Milia are tiny white bumps that most commonly appear across a baby's nose, chin or cheeks. Although milia can develop at any age, these tiny white bumps are common among newborns. In fact, up to half of all babies develop milia. You can't prevent milia, but the good news is that milia usually disappear on their own in a few weeks. The best treatment for milia is usually none at all.
Milia are most commonly seen on a baby's nose, chin or cheeks, though they may also occur in other areas, such as on the upper trunk and limbs.
Sometimes similar bumps appear on a baby's gums or the roof of the mouth. These are known as Epstein pearls. Some babies also develop baby acne, often characterized by small red bumps and pustules on the cheeks, chin and forehead.
When to see a doctor
If you're concerned about your baby's complexion or it doesn't clear up within three months, consult your baby's doctor.
Milia develop when tiny skin flakes become trapped in small pockets near the surface of the skin.
If you're following a standard well-check schedule, your baby will likely visit with your family doctor or pediatrician soon. These regular appointments offer a good opportunity to discuss concerns about your baby's health. For milia, some basic questions to ask your doctor include:
- Is my baby's condition likely temporary or long lasting?
- Are there any treatments available for this condition?
- Are there any skin care restrictions I need to follow?
Milia are easy to see on a baby's skin. No specific testing is needed.
Milia typically disappear on their own within several weeks, and no medical treatment is recommended.
Try these tips to help your baby's skin look its best:
- Keep your baby's face clean. Wash your baby's face with warm water daily. If your baby's skin seems oily, especially around the nose area, you can also use a mild moisturizing soap, such as Dove.
- Dry your baby's face gently. Simply pat your baby's skin dry.
- Avoid any other type of treatment. Don't pinch or scrub the tiny bumps, and don't use any type of lotions, oils or medicated creams on your baby's skin. Simply wash your baby's face with warm water and look forward to the clearer days ahead.
There's little you can do to prevent milia. Simply wash your baby's face with warm water and look forward to the clearer days ahead.
June 12, 2012
- Berk DR, et al. Milia: A review and classification. Journal of the American Academy of Dermatology. 2008;59:1050.
- Rashes and skin conditions. American Academy of Pediatrics. http://www.healthychildren.org/English/ages-stages/baby/bathing-skin-care/Pages/Rashes-and-Skin-Conditions.aspx. Accessed April 20, 2012.
- O'Connor NR, et al. Newborn skin: Part I. Common rashes. American Family Physician. 2008;77:47.

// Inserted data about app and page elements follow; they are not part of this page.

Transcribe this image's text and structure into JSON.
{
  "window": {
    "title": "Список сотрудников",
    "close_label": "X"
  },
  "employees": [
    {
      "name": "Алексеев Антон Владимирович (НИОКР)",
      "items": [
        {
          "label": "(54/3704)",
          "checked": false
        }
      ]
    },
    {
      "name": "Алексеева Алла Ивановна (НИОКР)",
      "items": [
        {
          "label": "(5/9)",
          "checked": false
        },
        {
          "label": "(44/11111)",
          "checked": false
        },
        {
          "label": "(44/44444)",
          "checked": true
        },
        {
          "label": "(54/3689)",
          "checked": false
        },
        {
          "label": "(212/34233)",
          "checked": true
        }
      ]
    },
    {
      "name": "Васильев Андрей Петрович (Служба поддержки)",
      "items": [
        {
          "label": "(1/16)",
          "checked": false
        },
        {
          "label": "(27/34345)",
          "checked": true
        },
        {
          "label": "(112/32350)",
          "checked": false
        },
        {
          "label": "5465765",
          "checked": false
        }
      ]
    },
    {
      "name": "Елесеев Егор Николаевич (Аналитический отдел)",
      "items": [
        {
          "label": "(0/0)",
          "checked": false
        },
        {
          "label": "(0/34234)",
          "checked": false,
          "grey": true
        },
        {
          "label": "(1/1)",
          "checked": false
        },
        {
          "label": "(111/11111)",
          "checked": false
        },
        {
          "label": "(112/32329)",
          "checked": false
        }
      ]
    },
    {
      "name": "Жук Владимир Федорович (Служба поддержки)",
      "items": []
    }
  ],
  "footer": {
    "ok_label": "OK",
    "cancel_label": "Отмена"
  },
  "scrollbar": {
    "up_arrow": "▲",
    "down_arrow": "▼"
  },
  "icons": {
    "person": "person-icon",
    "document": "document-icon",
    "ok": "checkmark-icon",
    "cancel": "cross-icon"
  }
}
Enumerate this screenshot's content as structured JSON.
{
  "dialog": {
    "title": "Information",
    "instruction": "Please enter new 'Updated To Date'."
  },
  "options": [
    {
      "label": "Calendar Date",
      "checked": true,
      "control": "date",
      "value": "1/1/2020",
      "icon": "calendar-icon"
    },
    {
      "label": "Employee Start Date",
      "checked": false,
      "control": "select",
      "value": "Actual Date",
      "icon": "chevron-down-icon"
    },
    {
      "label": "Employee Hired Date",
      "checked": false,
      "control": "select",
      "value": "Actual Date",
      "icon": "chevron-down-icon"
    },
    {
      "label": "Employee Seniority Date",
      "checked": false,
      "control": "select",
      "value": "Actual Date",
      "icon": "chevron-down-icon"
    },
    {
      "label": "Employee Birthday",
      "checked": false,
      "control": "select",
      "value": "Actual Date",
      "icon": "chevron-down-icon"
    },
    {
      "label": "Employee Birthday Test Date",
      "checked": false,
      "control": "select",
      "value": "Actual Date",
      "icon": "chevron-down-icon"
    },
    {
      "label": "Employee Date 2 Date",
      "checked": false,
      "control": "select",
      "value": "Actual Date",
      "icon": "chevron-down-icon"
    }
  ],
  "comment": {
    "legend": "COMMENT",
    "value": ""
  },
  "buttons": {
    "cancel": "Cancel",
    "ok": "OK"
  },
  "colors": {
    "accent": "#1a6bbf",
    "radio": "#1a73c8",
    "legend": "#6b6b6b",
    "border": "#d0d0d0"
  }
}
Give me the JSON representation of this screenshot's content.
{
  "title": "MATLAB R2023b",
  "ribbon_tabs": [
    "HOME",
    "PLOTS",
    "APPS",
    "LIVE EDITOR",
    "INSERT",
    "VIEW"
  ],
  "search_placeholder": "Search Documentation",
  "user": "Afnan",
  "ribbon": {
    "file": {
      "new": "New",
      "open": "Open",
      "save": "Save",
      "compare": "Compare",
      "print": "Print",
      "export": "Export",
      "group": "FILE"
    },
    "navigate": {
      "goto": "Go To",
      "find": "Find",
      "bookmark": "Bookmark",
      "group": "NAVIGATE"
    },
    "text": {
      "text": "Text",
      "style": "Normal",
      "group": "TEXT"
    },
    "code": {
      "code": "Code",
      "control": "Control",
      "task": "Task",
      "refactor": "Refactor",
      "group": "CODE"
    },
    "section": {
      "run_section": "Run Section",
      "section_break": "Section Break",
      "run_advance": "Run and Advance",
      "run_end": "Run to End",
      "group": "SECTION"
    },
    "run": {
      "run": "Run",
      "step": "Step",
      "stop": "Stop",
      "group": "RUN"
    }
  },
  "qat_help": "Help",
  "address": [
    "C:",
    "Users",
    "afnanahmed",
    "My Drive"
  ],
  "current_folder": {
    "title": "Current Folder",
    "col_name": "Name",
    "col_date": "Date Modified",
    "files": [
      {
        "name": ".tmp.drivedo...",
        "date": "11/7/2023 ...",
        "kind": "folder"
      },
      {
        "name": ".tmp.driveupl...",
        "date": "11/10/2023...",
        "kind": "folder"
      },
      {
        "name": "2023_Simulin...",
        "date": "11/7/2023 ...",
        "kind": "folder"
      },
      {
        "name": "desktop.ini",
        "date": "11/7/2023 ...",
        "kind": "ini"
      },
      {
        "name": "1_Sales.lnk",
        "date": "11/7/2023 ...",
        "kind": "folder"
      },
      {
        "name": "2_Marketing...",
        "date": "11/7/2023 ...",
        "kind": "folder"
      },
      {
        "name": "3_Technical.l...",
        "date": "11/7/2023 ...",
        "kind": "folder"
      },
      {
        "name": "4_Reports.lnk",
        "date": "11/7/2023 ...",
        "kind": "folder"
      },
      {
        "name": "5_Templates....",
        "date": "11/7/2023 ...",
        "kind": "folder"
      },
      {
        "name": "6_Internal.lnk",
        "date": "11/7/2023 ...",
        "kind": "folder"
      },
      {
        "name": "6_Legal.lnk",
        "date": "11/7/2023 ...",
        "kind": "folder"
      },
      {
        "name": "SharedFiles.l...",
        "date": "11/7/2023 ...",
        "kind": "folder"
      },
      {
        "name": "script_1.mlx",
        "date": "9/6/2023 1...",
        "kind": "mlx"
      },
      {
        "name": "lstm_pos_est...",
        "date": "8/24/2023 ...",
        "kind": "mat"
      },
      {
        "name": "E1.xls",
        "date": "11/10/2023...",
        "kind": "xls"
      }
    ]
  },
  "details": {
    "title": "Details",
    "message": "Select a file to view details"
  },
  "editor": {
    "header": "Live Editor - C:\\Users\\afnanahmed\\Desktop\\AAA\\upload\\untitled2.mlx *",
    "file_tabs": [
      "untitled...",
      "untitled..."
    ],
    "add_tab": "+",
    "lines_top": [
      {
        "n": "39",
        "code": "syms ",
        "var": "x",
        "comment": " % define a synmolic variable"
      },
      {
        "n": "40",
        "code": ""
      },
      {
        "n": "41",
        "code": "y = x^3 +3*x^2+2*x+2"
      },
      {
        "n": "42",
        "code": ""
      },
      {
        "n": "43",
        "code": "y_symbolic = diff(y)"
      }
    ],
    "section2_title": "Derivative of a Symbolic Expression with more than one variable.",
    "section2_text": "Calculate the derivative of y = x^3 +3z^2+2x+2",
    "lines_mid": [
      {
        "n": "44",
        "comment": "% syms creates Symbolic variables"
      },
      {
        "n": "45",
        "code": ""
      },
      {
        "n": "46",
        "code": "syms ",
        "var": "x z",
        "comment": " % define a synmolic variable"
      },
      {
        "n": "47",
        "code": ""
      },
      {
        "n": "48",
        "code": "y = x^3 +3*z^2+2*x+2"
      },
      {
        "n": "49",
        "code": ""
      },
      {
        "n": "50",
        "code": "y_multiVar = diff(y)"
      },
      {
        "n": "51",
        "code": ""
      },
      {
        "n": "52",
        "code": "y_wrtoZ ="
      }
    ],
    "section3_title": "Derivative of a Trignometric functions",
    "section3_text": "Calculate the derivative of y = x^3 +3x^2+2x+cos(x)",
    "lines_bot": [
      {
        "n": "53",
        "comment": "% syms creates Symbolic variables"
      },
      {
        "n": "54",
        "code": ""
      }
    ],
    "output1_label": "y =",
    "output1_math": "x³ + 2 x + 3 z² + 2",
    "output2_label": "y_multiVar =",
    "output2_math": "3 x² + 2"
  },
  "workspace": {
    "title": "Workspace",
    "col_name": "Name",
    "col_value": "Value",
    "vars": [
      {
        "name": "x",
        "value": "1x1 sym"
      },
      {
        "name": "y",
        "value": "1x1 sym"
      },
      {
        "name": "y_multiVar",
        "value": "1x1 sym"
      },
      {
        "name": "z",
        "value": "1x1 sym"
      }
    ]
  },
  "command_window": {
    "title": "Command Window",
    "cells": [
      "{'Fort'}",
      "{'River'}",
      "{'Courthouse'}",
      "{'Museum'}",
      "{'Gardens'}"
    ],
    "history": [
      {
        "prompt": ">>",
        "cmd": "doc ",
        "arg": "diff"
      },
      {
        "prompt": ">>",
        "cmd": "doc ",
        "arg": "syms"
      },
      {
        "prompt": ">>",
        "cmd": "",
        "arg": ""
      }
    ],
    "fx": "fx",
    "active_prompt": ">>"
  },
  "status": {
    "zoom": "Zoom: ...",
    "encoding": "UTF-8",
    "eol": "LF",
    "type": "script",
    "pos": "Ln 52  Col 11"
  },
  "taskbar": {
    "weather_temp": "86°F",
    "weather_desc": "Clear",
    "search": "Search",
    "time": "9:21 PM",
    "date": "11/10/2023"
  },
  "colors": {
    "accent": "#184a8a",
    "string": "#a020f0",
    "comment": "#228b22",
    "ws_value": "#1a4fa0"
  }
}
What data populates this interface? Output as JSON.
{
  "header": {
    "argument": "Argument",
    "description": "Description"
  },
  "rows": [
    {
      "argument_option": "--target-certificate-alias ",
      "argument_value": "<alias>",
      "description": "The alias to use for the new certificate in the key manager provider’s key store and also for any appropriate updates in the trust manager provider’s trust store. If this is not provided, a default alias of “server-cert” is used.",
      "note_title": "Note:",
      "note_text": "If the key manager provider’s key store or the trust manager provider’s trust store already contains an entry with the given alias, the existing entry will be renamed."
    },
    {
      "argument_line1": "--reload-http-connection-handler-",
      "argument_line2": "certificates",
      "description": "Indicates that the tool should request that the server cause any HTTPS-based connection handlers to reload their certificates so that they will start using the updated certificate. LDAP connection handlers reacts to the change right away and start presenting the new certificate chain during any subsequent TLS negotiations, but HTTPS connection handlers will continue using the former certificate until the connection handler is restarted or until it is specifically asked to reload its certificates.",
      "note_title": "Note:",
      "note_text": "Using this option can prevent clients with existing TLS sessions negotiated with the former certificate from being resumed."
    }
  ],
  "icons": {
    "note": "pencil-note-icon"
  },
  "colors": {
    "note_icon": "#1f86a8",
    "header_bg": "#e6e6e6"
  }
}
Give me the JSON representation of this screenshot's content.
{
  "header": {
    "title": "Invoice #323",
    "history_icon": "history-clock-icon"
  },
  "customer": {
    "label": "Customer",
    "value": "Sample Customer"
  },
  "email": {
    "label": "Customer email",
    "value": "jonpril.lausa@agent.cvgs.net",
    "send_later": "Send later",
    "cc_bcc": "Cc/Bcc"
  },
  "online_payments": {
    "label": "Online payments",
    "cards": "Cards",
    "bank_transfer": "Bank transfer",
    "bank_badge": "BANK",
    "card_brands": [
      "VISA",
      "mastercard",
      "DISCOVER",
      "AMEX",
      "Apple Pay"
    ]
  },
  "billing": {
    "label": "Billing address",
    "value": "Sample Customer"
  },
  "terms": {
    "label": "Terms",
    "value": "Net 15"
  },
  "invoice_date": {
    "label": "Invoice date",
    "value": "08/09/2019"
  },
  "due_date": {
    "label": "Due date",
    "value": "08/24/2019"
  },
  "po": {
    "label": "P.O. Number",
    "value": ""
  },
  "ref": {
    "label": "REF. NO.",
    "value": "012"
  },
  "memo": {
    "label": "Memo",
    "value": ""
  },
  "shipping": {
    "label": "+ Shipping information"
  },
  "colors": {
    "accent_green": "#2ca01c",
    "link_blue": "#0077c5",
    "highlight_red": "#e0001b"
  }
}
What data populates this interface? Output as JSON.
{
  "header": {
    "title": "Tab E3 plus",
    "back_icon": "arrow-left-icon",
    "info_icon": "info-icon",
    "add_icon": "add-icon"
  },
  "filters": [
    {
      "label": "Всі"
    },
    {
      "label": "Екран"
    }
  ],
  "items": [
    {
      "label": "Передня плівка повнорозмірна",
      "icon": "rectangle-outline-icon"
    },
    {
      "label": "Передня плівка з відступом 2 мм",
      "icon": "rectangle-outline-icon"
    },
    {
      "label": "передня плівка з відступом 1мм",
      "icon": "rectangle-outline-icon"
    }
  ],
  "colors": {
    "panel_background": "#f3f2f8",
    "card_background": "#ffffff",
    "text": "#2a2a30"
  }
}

- Hay WW, et al., eds. Current Diagnosis & Treatment: Pediatrics. 20th ed. New York, N.Y.: McGraw-Hill; 2011. http://www.accessmedicine.com/content.aspx?aID=6580202. Accessed April 17, 2012.